▽

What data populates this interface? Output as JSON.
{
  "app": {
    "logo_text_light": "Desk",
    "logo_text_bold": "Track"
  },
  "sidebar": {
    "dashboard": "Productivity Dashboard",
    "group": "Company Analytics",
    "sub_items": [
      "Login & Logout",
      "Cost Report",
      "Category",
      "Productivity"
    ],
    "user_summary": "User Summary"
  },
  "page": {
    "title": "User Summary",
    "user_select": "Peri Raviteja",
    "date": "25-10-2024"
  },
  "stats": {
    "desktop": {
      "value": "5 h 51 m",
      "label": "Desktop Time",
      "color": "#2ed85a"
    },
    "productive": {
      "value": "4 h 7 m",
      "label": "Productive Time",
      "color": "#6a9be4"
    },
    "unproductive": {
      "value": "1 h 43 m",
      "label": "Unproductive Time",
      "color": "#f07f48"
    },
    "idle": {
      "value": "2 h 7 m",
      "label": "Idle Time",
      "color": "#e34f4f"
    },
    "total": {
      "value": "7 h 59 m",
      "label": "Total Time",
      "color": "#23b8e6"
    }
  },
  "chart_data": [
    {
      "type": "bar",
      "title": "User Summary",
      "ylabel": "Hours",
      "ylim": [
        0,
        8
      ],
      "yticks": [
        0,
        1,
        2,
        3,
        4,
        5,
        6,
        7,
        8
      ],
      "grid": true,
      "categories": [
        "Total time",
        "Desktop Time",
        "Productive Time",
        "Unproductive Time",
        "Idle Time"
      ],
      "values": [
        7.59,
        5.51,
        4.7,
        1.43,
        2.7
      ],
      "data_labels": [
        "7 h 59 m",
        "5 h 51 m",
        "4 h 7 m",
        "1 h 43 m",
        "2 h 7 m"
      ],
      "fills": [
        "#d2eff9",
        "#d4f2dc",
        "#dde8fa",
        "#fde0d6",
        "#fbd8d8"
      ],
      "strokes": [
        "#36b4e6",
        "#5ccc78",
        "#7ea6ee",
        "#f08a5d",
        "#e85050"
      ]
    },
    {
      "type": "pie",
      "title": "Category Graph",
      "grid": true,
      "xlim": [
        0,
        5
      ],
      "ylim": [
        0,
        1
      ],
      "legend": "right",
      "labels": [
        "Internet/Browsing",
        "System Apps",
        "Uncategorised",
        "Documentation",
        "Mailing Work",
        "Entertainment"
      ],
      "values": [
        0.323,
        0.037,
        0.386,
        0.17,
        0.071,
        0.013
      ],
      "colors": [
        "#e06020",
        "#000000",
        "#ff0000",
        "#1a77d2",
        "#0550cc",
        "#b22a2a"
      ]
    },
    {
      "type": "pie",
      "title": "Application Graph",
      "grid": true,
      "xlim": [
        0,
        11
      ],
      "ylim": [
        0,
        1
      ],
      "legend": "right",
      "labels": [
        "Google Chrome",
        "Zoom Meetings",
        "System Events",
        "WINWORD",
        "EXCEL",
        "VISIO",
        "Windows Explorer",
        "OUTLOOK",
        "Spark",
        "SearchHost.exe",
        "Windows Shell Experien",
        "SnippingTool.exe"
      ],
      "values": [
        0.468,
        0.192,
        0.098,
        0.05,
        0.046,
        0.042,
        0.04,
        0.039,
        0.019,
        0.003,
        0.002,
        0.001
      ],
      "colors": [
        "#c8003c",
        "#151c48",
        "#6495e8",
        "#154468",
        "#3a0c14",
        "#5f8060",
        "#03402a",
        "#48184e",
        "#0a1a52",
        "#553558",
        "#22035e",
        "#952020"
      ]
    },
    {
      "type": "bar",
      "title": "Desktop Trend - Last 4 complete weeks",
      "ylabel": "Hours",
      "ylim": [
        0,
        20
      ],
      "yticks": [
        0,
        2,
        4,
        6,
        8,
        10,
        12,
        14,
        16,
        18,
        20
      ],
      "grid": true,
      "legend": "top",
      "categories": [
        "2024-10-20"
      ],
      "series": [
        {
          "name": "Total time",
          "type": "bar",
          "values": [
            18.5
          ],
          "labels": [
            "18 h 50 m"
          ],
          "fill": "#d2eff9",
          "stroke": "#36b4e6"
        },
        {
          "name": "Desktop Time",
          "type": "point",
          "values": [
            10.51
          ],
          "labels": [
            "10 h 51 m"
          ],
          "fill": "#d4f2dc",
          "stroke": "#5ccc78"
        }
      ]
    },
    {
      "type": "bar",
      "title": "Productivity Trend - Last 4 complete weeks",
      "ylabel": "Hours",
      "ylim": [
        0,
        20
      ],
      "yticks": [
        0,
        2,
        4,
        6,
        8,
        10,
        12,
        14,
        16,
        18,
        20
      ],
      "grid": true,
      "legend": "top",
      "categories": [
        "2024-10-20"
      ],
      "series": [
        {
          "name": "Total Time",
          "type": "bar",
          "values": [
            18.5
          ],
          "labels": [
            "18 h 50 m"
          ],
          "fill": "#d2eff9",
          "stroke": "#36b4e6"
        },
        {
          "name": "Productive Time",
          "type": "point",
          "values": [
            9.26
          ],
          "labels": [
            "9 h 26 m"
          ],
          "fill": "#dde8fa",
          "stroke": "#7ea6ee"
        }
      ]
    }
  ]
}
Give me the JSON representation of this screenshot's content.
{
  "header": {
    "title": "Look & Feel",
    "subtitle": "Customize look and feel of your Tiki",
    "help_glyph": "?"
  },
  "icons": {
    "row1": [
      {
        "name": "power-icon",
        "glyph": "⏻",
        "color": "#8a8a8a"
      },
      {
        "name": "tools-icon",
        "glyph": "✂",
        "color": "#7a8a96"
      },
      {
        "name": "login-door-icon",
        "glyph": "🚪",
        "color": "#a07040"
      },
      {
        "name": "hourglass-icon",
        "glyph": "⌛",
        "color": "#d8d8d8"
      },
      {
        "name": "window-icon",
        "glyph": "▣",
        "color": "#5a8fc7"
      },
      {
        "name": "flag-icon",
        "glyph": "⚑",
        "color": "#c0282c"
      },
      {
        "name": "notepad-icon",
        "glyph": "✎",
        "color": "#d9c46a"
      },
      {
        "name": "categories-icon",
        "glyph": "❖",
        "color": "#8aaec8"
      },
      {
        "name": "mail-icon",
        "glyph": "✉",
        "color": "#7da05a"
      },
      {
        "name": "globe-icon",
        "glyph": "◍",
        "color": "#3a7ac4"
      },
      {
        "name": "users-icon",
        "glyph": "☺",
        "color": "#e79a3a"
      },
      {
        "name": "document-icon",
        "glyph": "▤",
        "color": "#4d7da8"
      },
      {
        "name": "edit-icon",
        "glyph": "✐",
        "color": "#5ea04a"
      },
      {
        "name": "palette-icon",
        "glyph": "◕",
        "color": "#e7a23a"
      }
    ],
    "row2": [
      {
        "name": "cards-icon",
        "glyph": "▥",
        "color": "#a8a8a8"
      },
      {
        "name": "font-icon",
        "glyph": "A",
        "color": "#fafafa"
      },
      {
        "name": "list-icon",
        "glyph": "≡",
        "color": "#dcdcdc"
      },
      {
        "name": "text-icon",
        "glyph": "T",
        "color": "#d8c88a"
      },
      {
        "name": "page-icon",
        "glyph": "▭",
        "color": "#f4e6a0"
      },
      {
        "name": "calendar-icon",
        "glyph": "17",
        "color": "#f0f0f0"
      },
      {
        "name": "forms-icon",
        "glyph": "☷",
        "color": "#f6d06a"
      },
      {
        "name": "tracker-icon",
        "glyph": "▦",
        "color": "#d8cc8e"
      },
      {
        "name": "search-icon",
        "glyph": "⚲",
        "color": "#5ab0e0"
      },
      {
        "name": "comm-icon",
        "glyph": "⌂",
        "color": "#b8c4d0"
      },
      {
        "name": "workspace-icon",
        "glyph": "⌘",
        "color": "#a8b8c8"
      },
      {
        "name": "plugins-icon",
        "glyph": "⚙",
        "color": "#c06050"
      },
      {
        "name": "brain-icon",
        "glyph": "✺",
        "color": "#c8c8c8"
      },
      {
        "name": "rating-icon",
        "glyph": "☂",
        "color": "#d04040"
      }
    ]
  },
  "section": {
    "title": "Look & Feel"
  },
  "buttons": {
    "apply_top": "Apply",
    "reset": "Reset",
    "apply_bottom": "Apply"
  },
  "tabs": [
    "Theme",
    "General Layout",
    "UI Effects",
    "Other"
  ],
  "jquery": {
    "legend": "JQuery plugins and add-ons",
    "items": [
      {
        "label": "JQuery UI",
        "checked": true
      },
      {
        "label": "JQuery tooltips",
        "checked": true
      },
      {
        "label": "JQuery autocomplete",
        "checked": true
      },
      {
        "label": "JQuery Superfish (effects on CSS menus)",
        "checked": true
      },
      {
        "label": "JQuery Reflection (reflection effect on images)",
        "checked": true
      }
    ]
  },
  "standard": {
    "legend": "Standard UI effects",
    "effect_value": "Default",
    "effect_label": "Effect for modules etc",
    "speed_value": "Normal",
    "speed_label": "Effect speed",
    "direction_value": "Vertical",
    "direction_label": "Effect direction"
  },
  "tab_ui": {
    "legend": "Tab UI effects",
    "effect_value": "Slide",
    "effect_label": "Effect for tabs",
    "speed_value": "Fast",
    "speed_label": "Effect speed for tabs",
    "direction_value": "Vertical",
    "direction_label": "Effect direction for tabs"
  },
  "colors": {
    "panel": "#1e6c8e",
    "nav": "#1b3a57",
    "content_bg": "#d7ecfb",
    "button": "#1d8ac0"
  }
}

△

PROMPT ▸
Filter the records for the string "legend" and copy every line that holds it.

TASK SOLUTION ▸
      "legend": "right",
      "legend": "right",
      "legend": "top",
      "legend": "top",
    "legend": "JQuery plugins and add-ons",
    "legend": "Standard UI effects",
    "legend": "Tab UI effects",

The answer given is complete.